> **PROBLEM TO WORK ON**:
Images excluded, reproduce each line of the records exactly as it stands.

------ STORED DATA

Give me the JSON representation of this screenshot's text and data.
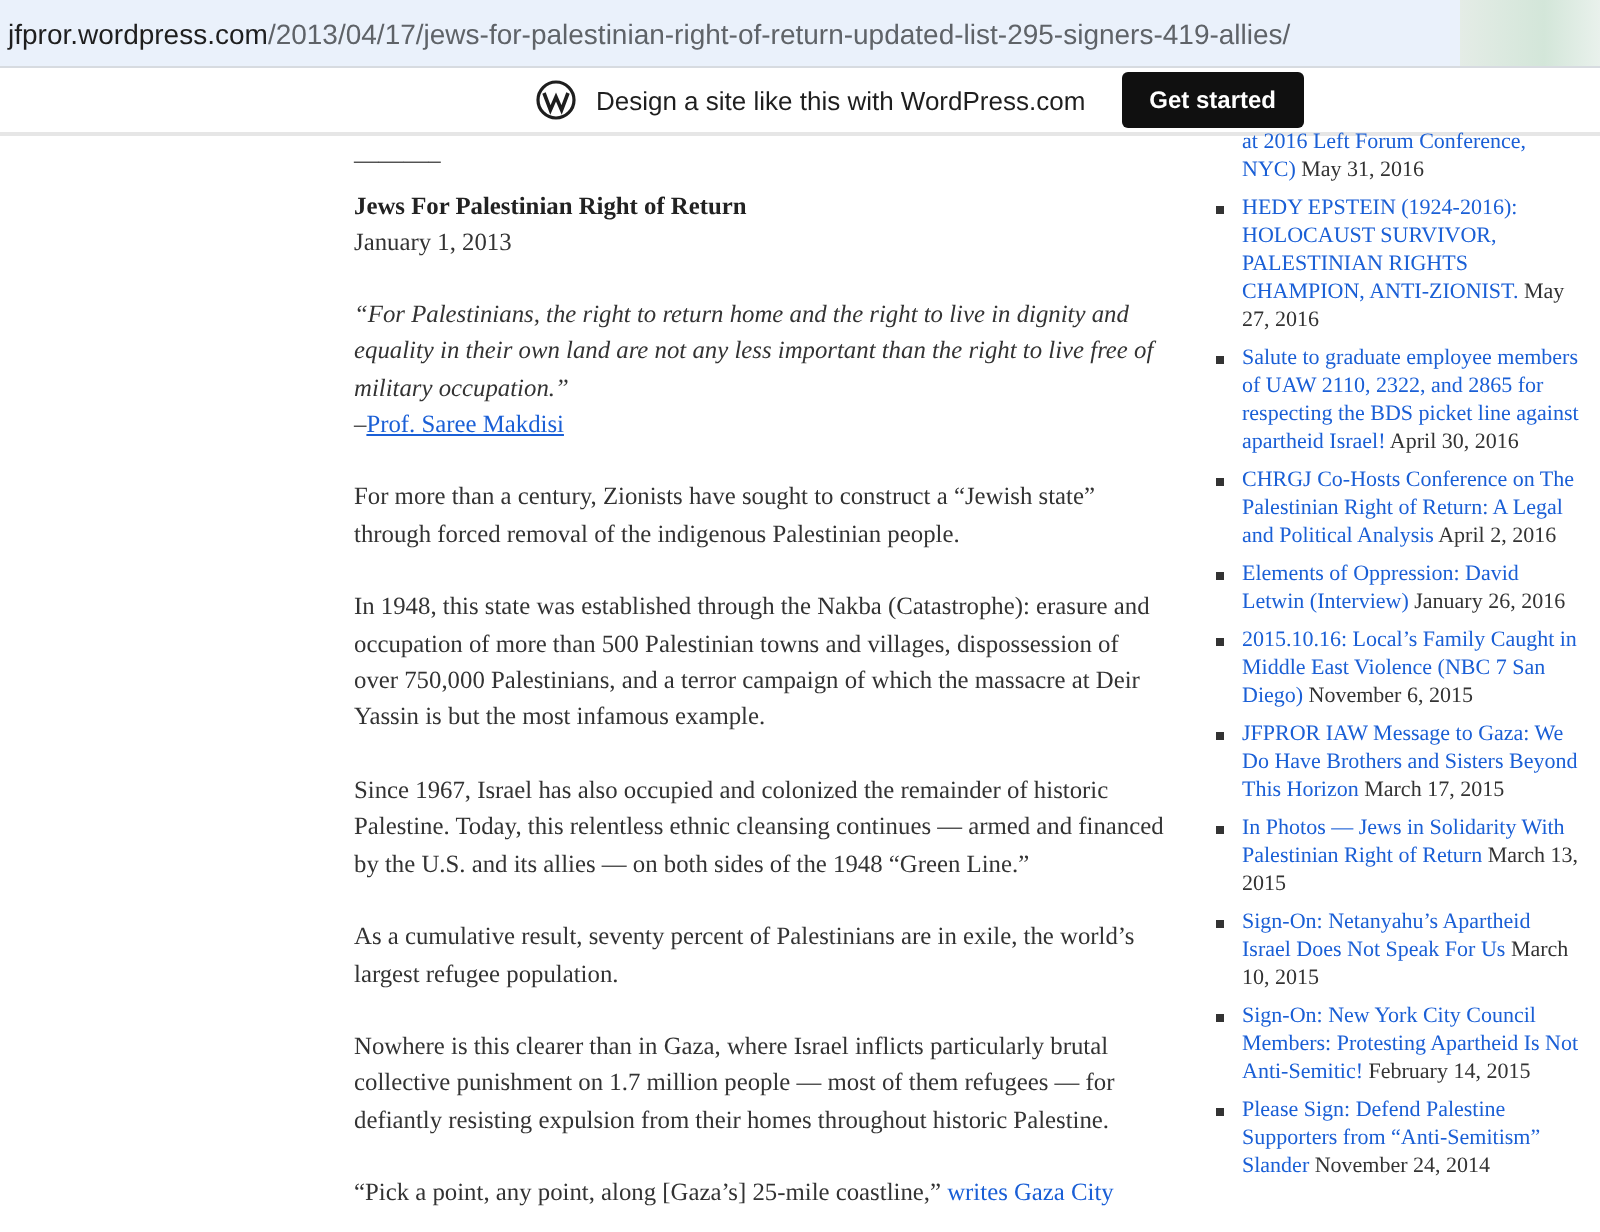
{
  "address_bar": {
    "host": "jfpror.wordpress.com",
    "path": "/2013/04/17/jews-for-palestinian-right-of-return-updated-list-295-signers-419-allies/"
  },
  "banner": {
    "text": "Design a site like this with WordPress.com",
    "button": "Get started"
  },
  "article": {
    "rule": "———–",
    "signer": "Jews For Palestinian Right of Return",
    "date": "January 1, 2013",
    "quote": "“For Palestinians, the right to return home and the right to live in dignity and equality in their own land are not any less important than the right to live free of military occupation.”",
    "attribution": {
      "dash": "–",
      "link": "Prof. Saree Makdisi"
    },
    "paragraphs": [
      {
        "text": "For more than a century, Zionists have sought to construct a “Jewish state” through forced removal of the indigenous Palestinian people."
      },
      {
        "text": "In 1948, this state was established through the Nakba (Catastrophe): erasure and occupation of more than 500 Palestinian towns and villages, dispossession of over 750,000 Palestinians, and a terror campaign of which the massacre at Deir Yassin is but the most infamous example."
      },
      {
        "text": "Since 1967, Israel has also occupied and colonized the remainder of historic Palestine. Today, this relentless ethnic cleansing continues — armed and financed by the U.S. and its allies — on both sides of the 1948 “Green Line.”"
      },
      {
        "text": "As a cumulative result, seventy percent of Palestinians are in exile, the world’s largest refugee population."
      },
      {
        "text": "Nowhere is this clearer than in Gaza, where Israel inflicts particularly brutal collective punishment on 1.7 million people — most of them refugees — for defiantly resisting expulsion from their homes throughout historic Palestine."
      },
      {
        "text": "“Pick a point, any point, along [Gaza’s] 25-mile coastline,” ",
        "link": "writes Gaza City"
      }
    ]
  },
  "sidebar": {
    "top_item": {
      "link": "at 2016 Left Forum Conference, NYC)",
      "date": "May 31, 2016"
    },
    "items": [
      {
        "link": "HEDY EPSTEIN (1924-2016): HOLOCAUST SURVIVOR, PALESTINIAN RIGHTS CHAMPION, ANTI-ZIONIST.",
        "date": "May 27, 2016"
      },
      {
        "link": "Salute to graduate employee members of UAW 2110, 2322, and 2865 for respecting the BDS picket line against apartheid Israel!",
        "date": "April 30, 2016"
      },
      {
        "link": "CHRGJ Co-Hosts Conference on The Palestinian Right of Return: A Legal and Political Analysis",
        "date": "April 2, 2016"
      },
      {
        "link": "Elements of Oppression: David Letwin (Interview)",
        "date": "January 26, 2016"
      },
      {
        "link": "2015.10.16: Local’s Family Caught in Middle East Violence (NBC 7 San Diego)",
        "date": "November 6, 2015"
      },
      {
        "link": "JFPROR IAW Message to Gaza: We Do Have Brothers and Sisters Beyond This Horizon",
        "date": "March 17, 2015"
      },
      {
        "link": "In Photos — Jews in Solidarity With Palestinian Right of Return",
        "date": "March 13, 2015"
      },
      {
        "link": "Sign-On: Netanyahu’s Apartheid Israel Does Not Speak For Us",
        "date": "March 10, 2015"
      },
      {
        "link": "Sign-On: New York City Council Members: Protesting Apartheid Is Not Anti-Semitic!",
        "date": "February 14, 2015"
      },
      {
        "link": "Please Sign: Defend Palestine Supporters from “Anti-Semitism” Slander",
        "date": "November 24, 2014"
      }
    ]
  }
}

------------

> **EXERCISE SOLUTION**:
Give me the JSON representation of this screenshot's text and data.
{
  "address_bar": {
    "host": "jfpror.wordpress.com",
    "path": "/2013/04/17/jews-for-palestinian-right-of-return-updated-list-295-signers-419-allies/"
  },
  "banner": {
    "text": "Design a site like this with WordPress.com",
    "button": "Get started"
  },
  "article": {
    "rule": "———–",
    "signer": "Jews For Palestinian Right of Return",
    "date": "January 1, 2013",
    "quote": "“For Palestinians, the right to return home and the right to live in dignity and equality in their own land are not any less important than the right to live free of military occupation.”",
    "attribution": {
      "dash": "–",
      "link": "Prof. Saree Makdisi"
    },
    "paragraphs": [
      {
        "text": "For more than a century, Zionists have sought to construct a “Jewish state” through forced removal of the indigenous Palestinian people."
      },
      {
        "text": "In 1948, this state was established through the Nakba (Catastrophe): erasure and occupation of more than 500 Palestinian towns and villages, dispossession of over 750,000 Palestinians, and a terror campaign of which the massacre at Deir Yassin is but the most infamous example."
      },
      {
        "text": "Since 1967, Israel has also occupied and colonized the remainder of historic Palestine. Today, this relentless ethnic cleansing continues — armed and financed by the U.S. and its allies — on both sides of the 1948 “Green Line.”"
      },
      {
        "text": "As a cumulative result, seventy percent of Palestinians are in exile, the world’s largest refugee population."
      },
      {
        "text": "Nowhere is this clearer than in Gaza, where Israel inflicts particularly brutal collective punishment on 1.7 million people — most of them refugees — for defiantly resisting expulsion from their homes throughout historic Palestine."
      },
      {
        "text": "“Pick a point, any point, along [Gaza’s] 25-mile coastline,” ",
        "link": "writes Gaza City"
      }
    ]
  },
  "sidebar": {
    "top_item": {
      "link": "at 2016 Left Forum Conference, NYC)",
      "date": "May 31, 2016"
    },
    "items": [
      {
        "link": "HEDY EPSTEIN (1924-2016): HOLOCAUST SURVIVOR, PALESTINIAN RIGHTS CHAMPION, ANTI-ZIONIST.",
        "date": "May 27, 2016"
      },
      {
        "link": "Salute to graduate employee members of UAW 2110, 2322, and 2865 for respecting the BDS picket line against apartheid Israel!",
        "date": "April 30, 2016"
      },
      {
        "link": "CHRGJ Co-Hosts Conference on The Palestinian Right of Return: A Legal and Political Analysis",
        "date": "April 2, 2016"
      },
      {
        "link": "Elements of Oppression: David Letwin (Interview)",
        "date": "January 26, 2016"
      },
      {
        "link": "2015.10.16: Local’s Family Caught in Middle East Violence (NBC 7 San Diego)",
        "date": "November 6, 2015"
      },
      {
        "link": "JFPROR IAW Message to Gaza: We Do Have Brothers and Sisters Beyond This Horizon",
        "date": "March 17, 2015"
      },
      {
        "link": "In Photos — Jews in Solidarity With Palestinian Right of Return",
        "date": "March 13, 2015"
      },
      {
        "link": "Sign-On: Netanyahu’s Apartheid Israel Does Not Speak For Us",
        "date": "March 10, 2015"
      },
      {
        "link": "Sign-On: New York City Council Members: Protesting Apartheid Is Not Anti-Semitic!",
        "date": "February 14, 2015"
      },
      {
        "link": "Please Sign: Defend Palestine Supporters from “Anti-Semitism” Slander",
        "date": "November 24, 2014"
      }
    ]
  }
}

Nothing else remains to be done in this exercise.